*About this exercise:* All of the data should be repeated exactly; pictures are not part of the copy.

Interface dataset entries
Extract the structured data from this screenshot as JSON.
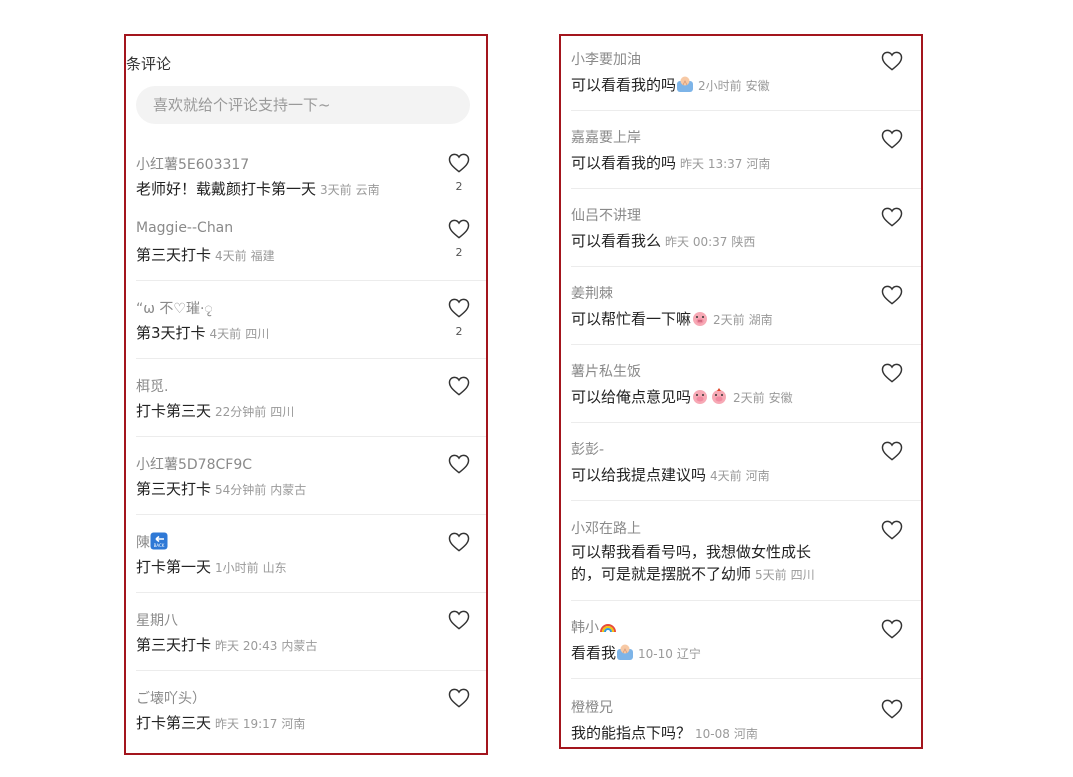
{
  "left": {
    "header": "条评论",
    "search_placeholder": "喜欢就给个评论支持一下~",
    "comments": [
      {
        "user": "小红薯5E603317",
        "text": "老师好！载戴颜打卡第一天",
        "time": "3天前",
        "location": "云南",
        "likes": "2"
      },
      {
        "user": "Maggie--Chan",
        "text": "第三天打卡",
        "time": "4天前",
        "location": "福建",
        "likes": "2"
      },
      {
        "user": "“ω 不♡璀·ृ",
        "text": "第3天打卡",
        "time": "4天前",
        "location": "四川",
        "likes": "2"
      },
      {
        "user": "栮觅.",
        "text": "打卡第三天",
        "time": "22分钟前",
        "location": "四川",
        "likes": ""
      },
      {
        "user": "小红薯5D78CF9C",
        "text": "第三天打卡",
        "time": "54分钟前",
        "location": "内蒙古",
        "likes": ""
      },
      {
        "user": "陳",
        "user_icon": "back-arrow-emoji-icon",
        "text": "打卡第一天",
        "time": "1小时前",
        "location": "山东",
        "likes": ""
      },
      {
        "user": "星期八",
        "text": "第三天打卡",
        "time": "昨天 20:43",
        "location": "内蒙古",
        "likes": ""
      },
      {
        "user": "ご壊吖头）",
        "text": "打卡第三天",
        "time": "昨天 19:17",
        "location": "河南",
        "likes": ""
      }
    ]
  },
  "right": {
    "comments": [
      {
        "user": "小李要加油",
        "text": "可以看看我的吗",
        "emoji": "praying-emoji-icon",
        "time": "2小时前",
        "location": "安徽"
      },
      {
        "user": "嘉嘉要上岸",
        "text": "可以看看我的吗",
        "time": "昨天 13:37",
        "location": "河南"
      },
      {
        "user": "仙吕不讲理",
        "text": "可以看看我么",
        "time": "昨天 00:37",
        "location": "陕西"
      },
      {
        "user": "姜荆棘",
        "text": "可以帮忙看一下嘛",
        "emoji": "pig-emoji-icon",
        "time": "2天前",
        "location": "湖南"
      },
      {
        "user": "薯片私生饭",
        "text": "可以给俺点意见吗",
        "emoji": "pig-pair-emoji-icon",
        "time": "2天前",
        "location": "安徽"
      },
      {
        "user": "彭彭-",
        "text": "可以给我提点建议吗",
        "time": "4天前",
        "location": "河南"
      },
      {
        "user": "小邓在路上",
        "text": "可以帮我看看号吗，我想做女性成长的，可是就是摆脱不了幼师",
        "time": "5天前",
        "location": "四川"
      },
      {
        "user": "韩小",
        "user_icon": "rainbow-emoji-icon",
        "text": "看看我",
        "emoji": "praying-emoji-icon",
        "time": "10-10",
        "location": "辽宁"
      },
      {
        "user": "橙橙兄",
        "text": "我的能指点下吗？",
        "time": "10-08",
        "location": "河南"
      }
    ]
  },
  "colors": {
    "panel_border": "#a3151d",
    "username": "#8a8a8a",
    "meta": "#9a9a9a",
    "search_bg": "#f3f3f3"
  }
}
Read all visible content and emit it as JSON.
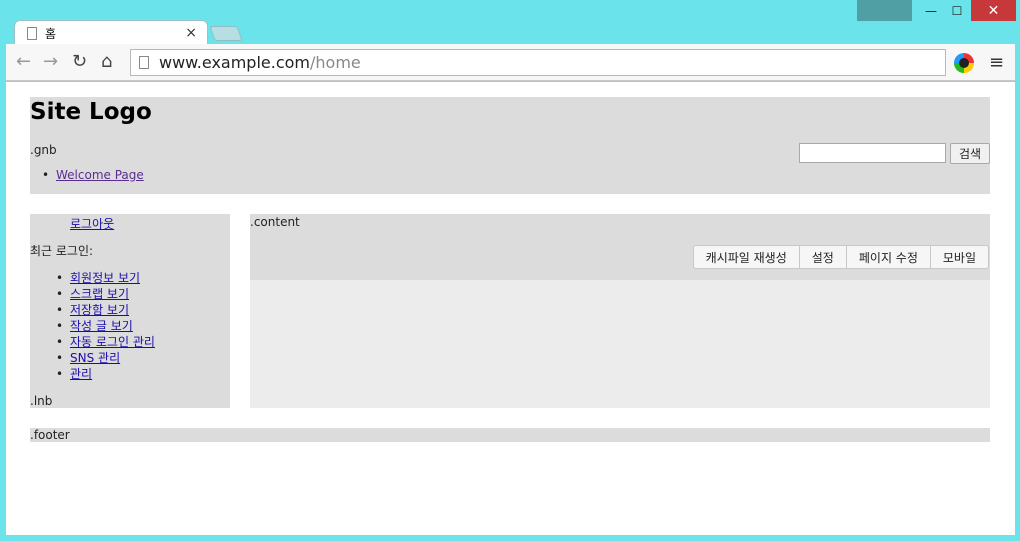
{
  "browser": {
    "tab_title": "홈",
    "tab_close": "×",
    "url_host": "www.example.com",
    "url_path": "/home",
    "window_controls": {
      "minimize": "—",
      "maximize": "☐",
      "close": "✕"
    }
  },
  "header": {
    "logo": "Site Logo",
    "gnb_label": ".gnb",
    "gnb_items": [
      "Welcome Page"
    ],
    "search_button": "검색",
    "search_value": ""
  },
  "lnb": {
    "logout": "로그아웃",
    "recent_login": "최근 로그인:",
    "items": [
      "회원정보 보기",
      "스크랩 보기",
      "저장함 보기",
      "작성 글 보기",
      "자동 로그인 관리",
      "SNS 관리",
      "관리"
    ],
    "label": ".lnb"
  },
  "content": {
    "label": ".content",
    "buttons": [
      "캐시파일 재생성",
      "설정",
      "페이지 수정",
      "모바일"
    ]
  },
  "footer": {
    "label": ".footer"
  },
  "colors": {
    "browser_frame": "#6be3ea",
    "section_bg": "#dcdcdc",
    "content_bg": "#ececec",
    "close_button": "#c7383a"
  }
}
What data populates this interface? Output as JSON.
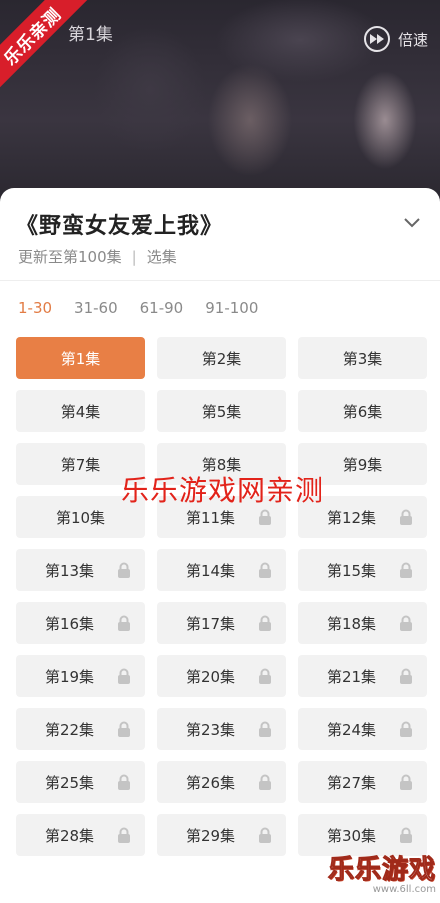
{
  "video": {
    "episode_title": "第1集",
    "speed_label": "倍速",
    "ribbon_text": "乐乐亲测"
  },
  "panel": {
    "title": "《野蛮女友爱上我》",
    "update_text": "更新至第100集",
    "separator": "|",
    "select_label": "选集"
  },
  "ranges": [
    {
      "label": "1-30",
      "active": true
    },
    {
      "label": "31-60",
      "active": false
    },
    {
      "label": "61-90",
      "active": false
    },
    {
      "label": "91-100",
      "active": false
    }
  ],
  "episodes": [
    {
      "label": "第1集",
      "active": true,
      "locked": false
    },
    {
      "label": "第2集",
      "active": false,
      "locked": false
    },
    {
      "label": "第3集",
      "active": false,
      "locked": false
    },
    {
      "label": "第4集",
      "active": false,
      "locked": false
    },
    {
      "label": "第5集",
      "active": false,
      "locked": false
    },
    {
      "label": "第6集",
      "active": false,
      "locked": false
    },
    {
      "label": "第7集",
      "active": false,
      "locked": false
    },
    {
      "label": "第8集",
      "active": false,
      "locked": false
    },
    {
      "label": "第9集",
      "active": false,
      "locked": false
    },
    {
      "label": "第10集",
      "active": false,
      "locked": false
    },
    {
      "label": "第11集",
      "active": false,
      "locked": true
    },
    {
      "label": "第12集",
      "active": false,
      "locked": true
    },
    {
      "label": "第13集",
      "active": false,
      "locked": true
    },
    {
      "label": "第14集",
      "active": false,
      "locked": true
    },
    {
      "label": "第15集",
      "active": false,
      "locked": true
    },
    {
      "label": "第16集",
      "active": false,
      "locked": true
    },
    {
      "label": "第17集",
      "active": false,
      "locked": true
    },
    {
      "label": "第18集",
      "active": false,
      "locked": true
    },
    {
      "label": "第19集",
      "active": false,
      "locked": true
    },
    {
      "label": "第20集",
      "active": false,
      "locked": true
    },
    {
      "label": "第21集",
      "active": false,
      "locked": true
    },
    {
      "label": "第22集",
      "active": false,
      "locked": true
    },
    {
      "label": "第23集",
      "active": false,
      "locked": true
    },
    {
      "label": "第24集",
      "active": false,
      "locked": true
    },
    {
      "label": "第25集",
      "active": false,
      "locked": true
    },
    {
      "label": "第26集",
      "active": false,
      "locked": true
    },
    {
      "label": "第27集",
      "active": false,
      "locked": true
    },
    {
      "label": "第28集",
      "active": false,
      "locked": true
    },
    {
      "label": "第29集",
      "active": false,
      "locked": true
    },
    {
      "label": "第30集",
      "active": false,
      "locked": true
    }
  ],
  "watermark": {
    "center_text": "乐乐游戏网亲测",
    "corner_text": "乐乐游戏",
    "corner_url": "www.6ll.com"
  },
  "colors": {
    "accent": "#e87f45",
    "watermark_red": "#e2231a",
    "ribbon_red": "#d81e2a"
  }
}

*Task output:*
Extract the structured data from this screenshot as JSON.
{
  "left": {
    "header": "条评论",
    "search_placeholder": "喜欢就给个评论支持一下~",
    "comments": [
      {
        "user": "小红薯5E603317",
        "text": "老师好！载戴颜打卡第一天",
        "time": "3天前",
        "location": "云南",
        "likes": "2"
      },
      {
        "user": "Maggie--Chan",
        "text": "第三天打卡",
        "time": "4天前",
        "location": "福建",
        "likes": "2"
      },
      {
        "user": "“ω 不♡璀·ृ",
        "text": "第3天打卡",
        "time": "4天前",
        "location": "四川",
        "likes": "2"
      },
      {
        "user": "栮觅.",
        "text": "打卡第三天",
        "time": "22分钟前",
        "location": "四川",
        "likes": ""
      },
      {
        "user": "小红薯5D78CF9C",
        "text": "第三天打卡",
        "time": "54分钟前",
        "location": "内蒙古",
        "likes": ""
      },
      {
        "user": "陳",
        "user_icon": "back-arrow-emoji-icon",
        "text": "打卡第一天",
        "time": "1小时前",
        "location": "山东",
        "likes": ""
      },
      {
        "user": "星期八",
        "text": "第三天打卡",
        "time": "昨天 20:43",
        "location": "内蒙古",
        "likes": ""
      },
      {
        "user": "ご壊吖头）",
        "text": "打卡第三天",
        "time": "昨天 19:17",
        "location": "河南",
        "likes": ""
      }
    ]
  },
  "right": {
    "comments": [
      {
        "user": "小李要加油",
        "text": "可以看看我的吗",
        "emoji": "praying-emoji-icon",
        "time": "2小时前",
        "location": "安徽"
      },
      {
        "user": "嘉嘉要上岸",
        "text": "可以看看我的吗",
        "time": "昨天 13:37",
        "location": "河南"
      },
      {
        "user": "仙吕不讲理",
        "text": "可以看看我么",
        "time": "昨天 00:37",
        "location": "陕西"
      },
      {
        "user": "姜荆棘",
        "text": "可以帮忙看一下嘛",
        "emoji": "pig-emoji-icon",
        "time": "2天前",
        "location": "湖南"
      },
      {
        "user": "薯片私生饭",
        "text": "可以给俺点意见吗",
        "emoji": "pig-pair-emoji-icon",
        "time": "2天前",
        "location": "安徽"
      },
      {
        "user": "彭彭-",
        "text": "可以给我提点建议吗",
        "time": "4天前",
        "location": "河南"
      },
      {
        "user": "小邓在路上",
        "text": "可以帮我看看号吗，我想做女性成长的，可是就是摆脱不了幼师",
        "time": "5天前",
        "location": "四川"
      },
      {
        "user": "韩小",
        "user_icon": "rainbow-emoji-icon",
        "text": "看看我",
        "emoji": "praying-emoji-icon",
        "time": "10-10",
        "location": "辽宁"
      },
      {
        "user": "橙橙兄",
        "text": "我的能指点下吗？",
        "time": "10-08",
        "location": "河南"
      }
    ]
  },
  "colors": {
    "panel_border": "#a3151d",
    "username": "#8a8a8a",
    "meta": "#9a9a9a",
    "search_bg": "#f3f3f3"
  }
}
Read all visible content and emit it as JSON.
{
  "browser": {
    "tab_title": "홈",
    "tab_close": "×",
    "url_host": "www.example.com",
    "url_path": "/home",
    "window_controls": {
      "minimize": "—",
      "maximize": "☐",
      "close": "✕"
    }
  },
  "header": {
    "logo": "Site Logo",
    "gnb_label": ".gnb",
    "gnb_items": [
      "Welcome Page"
    ],
    "search_button": "검색",
    "search_value": ""
  },
  "lnb": {
    "logout": "로그아웃",
    "recent_login": "최근 로그인:",
    "items": [
      "회원정보 보기",
      "스크랩 보기",
      "저장함 보기",
      "작성 글 보기",
      "자동 로그인 관리",
      "SNS 관리",
      "관리"
    ],
    "label": ".lnb"
  },
  "content": {
    "label": ".content",
    "buttons": [
      "캐시파일 재생성",
      "설정",
      "페이지 수정",
      "모바일"
    ]
  },
  "footer": {
    "label": ".footer"
  },
  "colors": {
    "browser_frame": "#6be3ea",
    "section_bg": "#dcdcdc",
    "content_bg": "#ececec",
    "close_button": "#c7383a"
  }
}
What data populates this interface? Output as JSON.
{
  "video": {
    "episode_title": "第1集",
    "speed_label": "倍速",
    "ribbon_text": "乐乐亲测"
  },
  "panel": {
    "title": "《野蛮女友爱上我》",
    "update_text": "更新至第100集",
    "separator": "|",
    "select_label": "选集"
  },
  "ranges": [
    {
      "label": "1-30",
      "active": true
    },
    {
      "label": "31-60",
      "active": false
    },
    {
      "label": "61-90",
      "active": false
    },
    {
      "label": "91-100",
      "active": false
    }
  ],
  "episodes": [
    {
      "label": "第1集",
      "active": true,
      "locked": false
    },
    {
      "label": "第2集",
      "active": false,
      "locked": false
    },
    {
      "label": "第3集",
      "active": false,
      "locked": false
    },
    {
      "label": "第4集",
      "active": false,
      "locked": false
    },
    {
      "label": "第5集",
      "active": false,
      "locked": false
    },
    {
      "label": "第6集",
      "active": false,
      "locked": false
    },
    {
      "label": "第7集",
      "active": false,
      "locked": false
    },
    {
      "label": "第8集",
      "active": false,
      "locked": false
    },
    {
      "label": "第9集",
      "active": false,
      "locked": false
    },
    {
      "label": "第10集",
      "active": false,
      "locked": false
    },
    {
      "label": "第11集",
      "active": false,
      "locked": true
    },
    {
      "label": "第12集",
      "active": false,
      "locked": true
    },
    {
      "label": "第13集",
      "active": false,
      "locked": true
    },
    {
      "label": "第14集",
      "active": false,
      "locked": true
    },
    {
      "label": "第15集",
      "active": false,
      "locked": true
    },
    {
      "label": "第16集",
      "active": false,
      "locked": true
    },
    {
      "label": "第17集",
      "active": false,
      "locked": true
    },
    {
      "label": "第18集",
      "active": false,
      "locked": true
    },
    {
      "label": "第19集",
      "active": false,
      "locked": true
    },
    {
      "label": "第20集",
      "active": false,
      "locked": true
    },
    {
      "label": "第21集",
      "active": false,
      "locked": true
    },
    {
      "label": "第22集",
      "active": false,
      "locked": true
    },
    {
      "label": "第23集",
      "active": false,
      "locked": true
    },
    {
      "label": "第24集",
      "active": false,
      "locked": true
    },
    {
      "label": "第25集",
      "active": false,
      "locked": true
    },
    {
      "label": "第26集",
      "active": false,
      "locked": true
    },
    {
      "label": "第27集",
      "active": false,
      "locked": true
    },
    {
      "label": "第28集",
      "active": false,
      "locked": true
    },
    {
      "label": "第29集",
      "active": false,
      "locked": true
    },
    {
      "label": "第30集",
      "active": false,
      "locked": true
    }
  ],
  "watermark": {
    "center_text": "乐乐游戏网亲测",
    "corner_text": "乐乐游戏",
    "corner_url": "www.6ll.com"
  },
  "colors": {
    "accent": "#e87f45",
    "watermark_red": "#e2231a",
    "ribbon_red": "#d81e2a"
  }
}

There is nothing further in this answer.